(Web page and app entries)

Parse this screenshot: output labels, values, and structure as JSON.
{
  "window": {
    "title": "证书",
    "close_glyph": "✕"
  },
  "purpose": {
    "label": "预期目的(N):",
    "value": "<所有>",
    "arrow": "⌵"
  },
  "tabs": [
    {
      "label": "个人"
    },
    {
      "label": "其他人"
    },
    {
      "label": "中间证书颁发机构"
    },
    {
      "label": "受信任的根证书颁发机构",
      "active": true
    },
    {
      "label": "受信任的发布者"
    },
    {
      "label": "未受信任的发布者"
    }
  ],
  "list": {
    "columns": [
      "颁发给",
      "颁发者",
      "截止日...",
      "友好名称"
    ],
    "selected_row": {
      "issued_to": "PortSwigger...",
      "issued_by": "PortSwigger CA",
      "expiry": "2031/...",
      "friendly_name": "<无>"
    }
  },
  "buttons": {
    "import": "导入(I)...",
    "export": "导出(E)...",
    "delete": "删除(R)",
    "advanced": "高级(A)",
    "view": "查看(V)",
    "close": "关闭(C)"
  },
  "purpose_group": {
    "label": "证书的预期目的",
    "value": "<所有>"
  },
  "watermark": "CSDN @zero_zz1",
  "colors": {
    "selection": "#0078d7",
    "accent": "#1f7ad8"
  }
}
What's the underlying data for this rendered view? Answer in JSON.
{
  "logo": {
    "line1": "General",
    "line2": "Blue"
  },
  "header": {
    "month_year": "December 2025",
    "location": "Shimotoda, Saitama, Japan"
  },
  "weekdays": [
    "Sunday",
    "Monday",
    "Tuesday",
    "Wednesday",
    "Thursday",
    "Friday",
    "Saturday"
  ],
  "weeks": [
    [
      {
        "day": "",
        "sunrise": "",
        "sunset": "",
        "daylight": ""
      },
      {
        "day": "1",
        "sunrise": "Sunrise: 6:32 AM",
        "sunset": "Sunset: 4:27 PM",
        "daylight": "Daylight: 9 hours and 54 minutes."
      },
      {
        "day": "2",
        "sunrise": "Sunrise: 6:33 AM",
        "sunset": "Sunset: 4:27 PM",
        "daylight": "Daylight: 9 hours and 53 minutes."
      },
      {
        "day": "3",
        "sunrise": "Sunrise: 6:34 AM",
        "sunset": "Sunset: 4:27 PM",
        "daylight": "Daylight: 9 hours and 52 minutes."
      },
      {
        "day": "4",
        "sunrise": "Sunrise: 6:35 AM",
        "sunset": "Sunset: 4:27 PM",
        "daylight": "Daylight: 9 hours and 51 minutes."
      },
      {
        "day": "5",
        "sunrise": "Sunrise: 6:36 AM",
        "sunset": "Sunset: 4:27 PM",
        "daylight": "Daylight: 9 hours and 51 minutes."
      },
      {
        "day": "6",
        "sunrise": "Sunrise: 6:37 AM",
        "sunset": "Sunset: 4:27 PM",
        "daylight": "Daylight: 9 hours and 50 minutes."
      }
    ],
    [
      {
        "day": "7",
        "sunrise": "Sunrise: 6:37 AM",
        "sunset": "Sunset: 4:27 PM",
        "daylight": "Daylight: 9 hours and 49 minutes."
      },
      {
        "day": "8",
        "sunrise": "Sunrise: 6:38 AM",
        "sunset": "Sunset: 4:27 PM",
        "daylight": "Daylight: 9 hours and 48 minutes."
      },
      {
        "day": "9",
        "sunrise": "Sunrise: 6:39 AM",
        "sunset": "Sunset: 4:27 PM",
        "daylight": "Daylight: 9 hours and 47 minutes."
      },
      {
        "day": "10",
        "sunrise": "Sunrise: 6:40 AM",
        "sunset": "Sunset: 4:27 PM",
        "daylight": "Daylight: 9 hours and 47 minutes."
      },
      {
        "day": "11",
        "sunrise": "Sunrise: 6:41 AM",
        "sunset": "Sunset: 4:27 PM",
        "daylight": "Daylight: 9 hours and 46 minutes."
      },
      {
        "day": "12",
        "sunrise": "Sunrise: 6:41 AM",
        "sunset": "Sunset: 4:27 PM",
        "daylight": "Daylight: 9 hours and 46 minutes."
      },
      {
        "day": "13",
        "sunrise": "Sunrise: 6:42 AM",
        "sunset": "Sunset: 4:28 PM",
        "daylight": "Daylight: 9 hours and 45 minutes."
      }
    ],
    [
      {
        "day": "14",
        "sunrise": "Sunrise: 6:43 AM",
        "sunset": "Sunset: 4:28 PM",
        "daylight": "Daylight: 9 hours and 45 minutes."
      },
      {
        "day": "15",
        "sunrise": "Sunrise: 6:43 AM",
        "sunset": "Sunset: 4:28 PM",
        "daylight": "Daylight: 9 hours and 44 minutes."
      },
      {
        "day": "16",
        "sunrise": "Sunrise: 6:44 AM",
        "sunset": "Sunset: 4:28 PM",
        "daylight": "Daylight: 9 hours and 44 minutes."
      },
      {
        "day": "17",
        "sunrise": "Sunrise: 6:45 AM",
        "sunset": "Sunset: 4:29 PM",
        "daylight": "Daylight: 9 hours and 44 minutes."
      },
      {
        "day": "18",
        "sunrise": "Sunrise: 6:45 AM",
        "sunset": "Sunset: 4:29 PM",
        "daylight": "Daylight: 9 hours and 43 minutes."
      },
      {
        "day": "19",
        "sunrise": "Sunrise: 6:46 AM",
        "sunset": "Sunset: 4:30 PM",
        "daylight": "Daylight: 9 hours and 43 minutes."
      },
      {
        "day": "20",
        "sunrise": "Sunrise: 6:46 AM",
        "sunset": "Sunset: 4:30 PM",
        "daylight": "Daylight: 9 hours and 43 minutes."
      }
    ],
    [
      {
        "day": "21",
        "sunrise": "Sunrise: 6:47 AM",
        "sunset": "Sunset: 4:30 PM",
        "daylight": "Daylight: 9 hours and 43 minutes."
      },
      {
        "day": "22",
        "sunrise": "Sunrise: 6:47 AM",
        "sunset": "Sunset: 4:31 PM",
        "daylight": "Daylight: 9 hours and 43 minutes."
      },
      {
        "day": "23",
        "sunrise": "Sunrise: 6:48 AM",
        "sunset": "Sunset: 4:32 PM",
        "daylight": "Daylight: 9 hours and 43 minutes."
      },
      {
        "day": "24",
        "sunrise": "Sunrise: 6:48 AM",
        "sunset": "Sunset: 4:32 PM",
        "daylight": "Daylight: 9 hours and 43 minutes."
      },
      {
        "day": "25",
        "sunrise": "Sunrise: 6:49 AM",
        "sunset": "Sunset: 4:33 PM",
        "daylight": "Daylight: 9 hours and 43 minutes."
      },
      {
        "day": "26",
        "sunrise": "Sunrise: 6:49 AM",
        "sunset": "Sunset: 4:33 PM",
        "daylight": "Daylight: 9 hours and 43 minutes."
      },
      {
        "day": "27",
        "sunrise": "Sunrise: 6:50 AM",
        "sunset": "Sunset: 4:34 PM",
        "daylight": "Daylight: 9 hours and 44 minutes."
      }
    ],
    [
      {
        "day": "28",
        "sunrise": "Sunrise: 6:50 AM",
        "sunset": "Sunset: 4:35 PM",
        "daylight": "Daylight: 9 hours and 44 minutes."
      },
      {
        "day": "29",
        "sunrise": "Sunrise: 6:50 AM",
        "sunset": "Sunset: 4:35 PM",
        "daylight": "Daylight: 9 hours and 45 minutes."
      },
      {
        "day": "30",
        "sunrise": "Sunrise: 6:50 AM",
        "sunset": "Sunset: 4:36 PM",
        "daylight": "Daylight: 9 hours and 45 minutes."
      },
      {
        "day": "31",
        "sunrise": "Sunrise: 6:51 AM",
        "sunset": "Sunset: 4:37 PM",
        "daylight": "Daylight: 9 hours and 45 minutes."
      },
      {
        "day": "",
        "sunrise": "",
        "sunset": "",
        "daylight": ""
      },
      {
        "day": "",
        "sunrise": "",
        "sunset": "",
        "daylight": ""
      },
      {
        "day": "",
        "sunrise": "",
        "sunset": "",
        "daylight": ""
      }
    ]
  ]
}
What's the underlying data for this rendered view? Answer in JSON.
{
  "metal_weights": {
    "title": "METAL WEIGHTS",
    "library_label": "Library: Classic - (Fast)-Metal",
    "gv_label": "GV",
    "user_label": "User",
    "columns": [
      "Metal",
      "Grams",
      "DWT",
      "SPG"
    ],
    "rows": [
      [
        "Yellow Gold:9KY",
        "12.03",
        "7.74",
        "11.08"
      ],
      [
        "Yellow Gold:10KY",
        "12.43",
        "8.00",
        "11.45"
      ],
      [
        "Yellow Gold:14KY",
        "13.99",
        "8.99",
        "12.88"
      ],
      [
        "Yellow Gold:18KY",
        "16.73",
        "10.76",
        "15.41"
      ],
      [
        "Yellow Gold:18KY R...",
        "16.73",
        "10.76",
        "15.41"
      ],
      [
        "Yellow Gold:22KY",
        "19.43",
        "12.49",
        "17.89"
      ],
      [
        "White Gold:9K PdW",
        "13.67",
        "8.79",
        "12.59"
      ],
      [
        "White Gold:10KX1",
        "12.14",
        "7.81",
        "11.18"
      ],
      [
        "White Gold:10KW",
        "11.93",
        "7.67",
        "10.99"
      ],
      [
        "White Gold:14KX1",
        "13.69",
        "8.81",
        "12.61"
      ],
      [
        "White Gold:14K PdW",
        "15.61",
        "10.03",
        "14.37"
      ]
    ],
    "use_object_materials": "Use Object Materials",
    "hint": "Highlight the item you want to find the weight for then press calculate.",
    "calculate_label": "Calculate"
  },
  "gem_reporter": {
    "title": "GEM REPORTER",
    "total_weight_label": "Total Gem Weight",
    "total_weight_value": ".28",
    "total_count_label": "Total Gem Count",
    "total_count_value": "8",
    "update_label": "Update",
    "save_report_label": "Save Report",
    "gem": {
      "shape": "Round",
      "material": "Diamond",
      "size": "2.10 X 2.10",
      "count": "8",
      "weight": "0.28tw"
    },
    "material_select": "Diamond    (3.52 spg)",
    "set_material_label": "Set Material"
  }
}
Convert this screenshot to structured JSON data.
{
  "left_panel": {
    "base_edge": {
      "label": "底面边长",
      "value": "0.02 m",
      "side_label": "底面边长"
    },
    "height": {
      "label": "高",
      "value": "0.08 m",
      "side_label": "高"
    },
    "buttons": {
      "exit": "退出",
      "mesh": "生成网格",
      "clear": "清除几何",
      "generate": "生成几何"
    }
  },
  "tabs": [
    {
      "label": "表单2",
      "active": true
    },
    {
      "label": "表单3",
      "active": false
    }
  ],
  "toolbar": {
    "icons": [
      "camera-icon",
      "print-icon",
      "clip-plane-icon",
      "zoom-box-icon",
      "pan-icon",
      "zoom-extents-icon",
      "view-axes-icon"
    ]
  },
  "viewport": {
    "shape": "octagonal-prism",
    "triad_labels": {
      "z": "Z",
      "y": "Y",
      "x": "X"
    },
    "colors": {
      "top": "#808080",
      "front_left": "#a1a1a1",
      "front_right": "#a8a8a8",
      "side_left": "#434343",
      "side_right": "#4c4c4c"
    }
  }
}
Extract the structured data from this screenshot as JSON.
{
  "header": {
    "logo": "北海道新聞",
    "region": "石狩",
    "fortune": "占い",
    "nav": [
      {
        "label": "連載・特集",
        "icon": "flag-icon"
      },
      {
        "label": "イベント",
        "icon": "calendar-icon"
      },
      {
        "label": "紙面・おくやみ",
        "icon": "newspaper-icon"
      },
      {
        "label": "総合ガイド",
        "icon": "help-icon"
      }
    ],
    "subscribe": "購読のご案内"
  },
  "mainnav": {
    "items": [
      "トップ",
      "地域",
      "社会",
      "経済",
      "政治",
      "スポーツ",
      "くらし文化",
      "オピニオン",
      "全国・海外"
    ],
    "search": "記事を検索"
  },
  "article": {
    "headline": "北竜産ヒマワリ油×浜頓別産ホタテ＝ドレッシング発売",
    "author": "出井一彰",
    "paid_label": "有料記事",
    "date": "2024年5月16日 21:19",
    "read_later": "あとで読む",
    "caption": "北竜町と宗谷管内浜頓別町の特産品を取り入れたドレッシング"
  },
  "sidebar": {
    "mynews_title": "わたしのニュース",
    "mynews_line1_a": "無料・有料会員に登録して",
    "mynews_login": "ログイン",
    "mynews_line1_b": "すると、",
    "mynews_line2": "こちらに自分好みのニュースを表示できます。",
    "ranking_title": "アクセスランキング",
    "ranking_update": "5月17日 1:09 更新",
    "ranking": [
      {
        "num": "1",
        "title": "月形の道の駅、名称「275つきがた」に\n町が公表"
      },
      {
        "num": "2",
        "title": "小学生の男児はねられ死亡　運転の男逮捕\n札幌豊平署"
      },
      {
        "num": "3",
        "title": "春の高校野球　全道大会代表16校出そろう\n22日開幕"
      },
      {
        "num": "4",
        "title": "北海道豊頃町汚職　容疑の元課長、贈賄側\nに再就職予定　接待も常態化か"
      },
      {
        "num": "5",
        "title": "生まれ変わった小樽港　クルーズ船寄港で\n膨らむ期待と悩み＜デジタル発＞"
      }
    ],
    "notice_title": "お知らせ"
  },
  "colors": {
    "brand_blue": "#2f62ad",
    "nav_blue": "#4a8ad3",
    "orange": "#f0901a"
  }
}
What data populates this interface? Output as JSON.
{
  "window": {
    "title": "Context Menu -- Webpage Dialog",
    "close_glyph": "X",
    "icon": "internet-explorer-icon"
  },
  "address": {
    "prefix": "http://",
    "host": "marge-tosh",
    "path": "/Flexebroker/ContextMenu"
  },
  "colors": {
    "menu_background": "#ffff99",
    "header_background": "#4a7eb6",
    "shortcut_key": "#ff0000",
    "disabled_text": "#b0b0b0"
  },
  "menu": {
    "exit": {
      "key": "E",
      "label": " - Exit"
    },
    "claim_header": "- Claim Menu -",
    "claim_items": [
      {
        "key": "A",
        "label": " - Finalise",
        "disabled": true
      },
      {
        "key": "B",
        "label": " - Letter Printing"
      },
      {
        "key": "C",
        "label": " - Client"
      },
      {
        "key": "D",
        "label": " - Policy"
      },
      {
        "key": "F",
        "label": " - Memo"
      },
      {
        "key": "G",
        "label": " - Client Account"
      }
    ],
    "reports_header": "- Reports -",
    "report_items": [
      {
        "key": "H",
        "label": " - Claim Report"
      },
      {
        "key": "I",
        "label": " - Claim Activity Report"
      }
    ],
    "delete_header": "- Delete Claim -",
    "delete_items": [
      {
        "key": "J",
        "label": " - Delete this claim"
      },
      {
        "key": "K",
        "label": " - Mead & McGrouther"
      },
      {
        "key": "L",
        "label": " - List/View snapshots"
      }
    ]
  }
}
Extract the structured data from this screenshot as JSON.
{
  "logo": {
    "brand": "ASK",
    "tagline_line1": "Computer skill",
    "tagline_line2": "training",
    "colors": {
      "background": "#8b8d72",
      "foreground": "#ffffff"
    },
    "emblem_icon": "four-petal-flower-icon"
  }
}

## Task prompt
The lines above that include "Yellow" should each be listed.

## Written answer
        "Yellow Gold:9KY",
        "Yellow Gold:10KY",
        "Yellow Gold:14KY",
        "Yellow Gold:18KY",
        "Yellow Gold:18KY R...",
        "Yellow Gold:22KY",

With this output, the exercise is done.